:: The records

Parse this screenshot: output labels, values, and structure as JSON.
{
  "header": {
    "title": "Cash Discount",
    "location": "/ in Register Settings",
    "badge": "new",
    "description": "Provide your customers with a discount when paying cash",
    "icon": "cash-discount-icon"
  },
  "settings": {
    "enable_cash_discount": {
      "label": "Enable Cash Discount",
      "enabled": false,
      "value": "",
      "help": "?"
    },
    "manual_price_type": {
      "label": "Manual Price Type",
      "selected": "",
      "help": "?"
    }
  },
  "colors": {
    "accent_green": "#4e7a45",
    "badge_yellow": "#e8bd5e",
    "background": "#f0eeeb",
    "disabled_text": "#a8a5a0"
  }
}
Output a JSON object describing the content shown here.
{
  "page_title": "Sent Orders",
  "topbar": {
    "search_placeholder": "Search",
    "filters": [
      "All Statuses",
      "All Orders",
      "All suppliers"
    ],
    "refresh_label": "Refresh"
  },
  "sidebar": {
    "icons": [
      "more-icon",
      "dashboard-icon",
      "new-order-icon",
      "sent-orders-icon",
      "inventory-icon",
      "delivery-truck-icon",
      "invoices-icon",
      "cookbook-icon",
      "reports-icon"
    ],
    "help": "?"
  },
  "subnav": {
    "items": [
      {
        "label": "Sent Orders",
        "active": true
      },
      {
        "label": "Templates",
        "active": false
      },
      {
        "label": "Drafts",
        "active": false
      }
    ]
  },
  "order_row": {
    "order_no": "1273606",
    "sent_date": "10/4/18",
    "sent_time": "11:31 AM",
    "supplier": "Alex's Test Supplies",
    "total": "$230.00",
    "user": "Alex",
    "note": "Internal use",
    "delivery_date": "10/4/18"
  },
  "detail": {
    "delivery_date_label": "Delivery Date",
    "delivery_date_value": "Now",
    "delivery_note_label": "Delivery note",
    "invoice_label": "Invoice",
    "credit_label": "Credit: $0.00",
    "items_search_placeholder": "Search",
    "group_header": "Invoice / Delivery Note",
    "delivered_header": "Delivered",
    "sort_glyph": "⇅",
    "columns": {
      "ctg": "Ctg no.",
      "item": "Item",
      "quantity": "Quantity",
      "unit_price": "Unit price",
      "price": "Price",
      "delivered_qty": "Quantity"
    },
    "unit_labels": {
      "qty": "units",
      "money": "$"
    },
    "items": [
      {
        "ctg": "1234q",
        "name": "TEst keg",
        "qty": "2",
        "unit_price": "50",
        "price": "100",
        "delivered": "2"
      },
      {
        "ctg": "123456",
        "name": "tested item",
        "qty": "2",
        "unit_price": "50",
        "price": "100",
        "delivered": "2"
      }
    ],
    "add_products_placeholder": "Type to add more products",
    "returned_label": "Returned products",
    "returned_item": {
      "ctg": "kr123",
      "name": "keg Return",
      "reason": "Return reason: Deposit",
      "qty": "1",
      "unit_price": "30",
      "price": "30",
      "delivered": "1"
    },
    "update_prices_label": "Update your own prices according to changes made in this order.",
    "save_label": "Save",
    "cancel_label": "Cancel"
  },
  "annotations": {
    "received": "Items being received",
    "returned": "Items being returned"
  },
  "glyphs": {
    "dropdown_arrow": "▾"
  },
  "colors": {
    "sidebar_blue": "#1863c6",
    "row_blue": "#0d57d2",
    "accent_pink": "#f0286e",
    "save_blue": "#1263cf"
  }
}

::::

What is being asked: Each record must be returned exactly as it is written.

Solution for this exercise:
Parse this screenshot: output labels, values, and structure as JSON.
{
  "header": {
    "title": "Cash Discount",
    "location": "/ in Register Settings",
    "badge": "new",
    "description": "Provide your customers with a discount when paying cash",
    "icon": "cash-discount-icon"
  },
  "settings": {
    "enable_cash_discount": {
      "label": "Enable Cash Discount",
      "enabled": false,
      "value": "",
      "help": "?"
    },
    "manual_price_type": {
      "label": "Manual Price Type",
      "selected": "",
      "help": "?"
    }
  },
  "colors": {
    "accent_green": "#4e7a45",
    "badge_yellow": "#e8bd5e",
    "background": "#f0eeeb",
    "disabled_text": "#a8a5a0"
  }
}
Output a JSON object describing the content shown here.
{
  "page_title": "Sent Orders",
  "topbar": {
    "search_placeholder": "Search",
    "filters": [
      "All Statuses",
      "All Orders",
      "All suppliers"
    ],
    "refresh_label": "Refresh"
  },
  "sidebar": {
    "icons": [
      "more-icon",
      "dashboard-icon",
      "new-order-icon",
      "sent-orders-icon",
      "inventory-icon",
      "delivery-truck-icon",
      "invoices-icon",
      "cookbook-icon",
      "reports-icon"
    ],
    "help": "?"
  },
  "subnav": {
    "items": [
      {
        "label": "Sent Orders",
        "active": true
      },
      {
        "label": "Templates",
        "active": false
      },
      {
        "label": "Drafts",
        "active": false
      }
    ]
  },
  "order_row": {
    "order_no": "1273606",
    "sent_date": "10/4/18",
    "sent_time": "11:31 AM",
    "supplier": "Alex's Test Supplies",
    "total": "$230.00",
    "user": "Alex",
    "note": "Internal use",
    "delivery_date": "10/4/18"
  },
  "detail": {
    "delivery_date_label": "Delivery Date",
    "delivery_date_value": "Now",
    "delivery_note_label": "Delivery note",
    "invoice_label": "Invoice",
    "credit_label": "Credit: $0.00",
    "items_search_placeholder": "Search",
    "group_header": "Invoice / Delivery Note",
    "delivered_header": "Delivered",
    "sort_glyph": "⇅",
    "columns": {
      "ctg": "Ctg no.",
      "item": "Item",
      "quantity": "Quantity",
      "unit_price": "Unit price",
      "price": "Price",
      "delivered_qty": "Quantity"
    },
    "unit_labels": {
      "qty": "units",
      "money": "$"
    },
    "items": [
      {
        "ctg": "1234q",
        "name": "TEst keg",
        "qty": "2",
        "unit_price": "50",
        "price": "100",
        "delivered": "2"
      },
      {
        "ctg": "123456",
        "name": "tested item",
        "qty": "2",
        "unit_price": "50",
        "price": "100",
        "delivered": "2"
      }
    ],
    "add_products_placeholder": "Type to add more products",
    "returned_label": "Returned products",
    "returned_item": {
      "ctg": "kr123",
      "name": "keg Return",
      "reason": "Return reason: Deposit",
      "qty": "1",
      "unit_price": "30",
      "price": "30",
      "delivered": "1"
    },
    "update_prices_label": "Update your own prices according to changes made in this order.",
    "save_label": "Save",
    "cancel_label": "Cancel"
  },
  "annotations": {
    "received": "Items being received",
    "returned": "Items being returned"
  },
  "glyphs": {
    "dropdown_arrow": "▾"
  },
  "colors": {
    "sidebar_blue": "#1863c6",
    "row_blue": "#0d57d2",
    "accent_pink": "#f0286e",
    "save_blue": "#1263cf"
  }
}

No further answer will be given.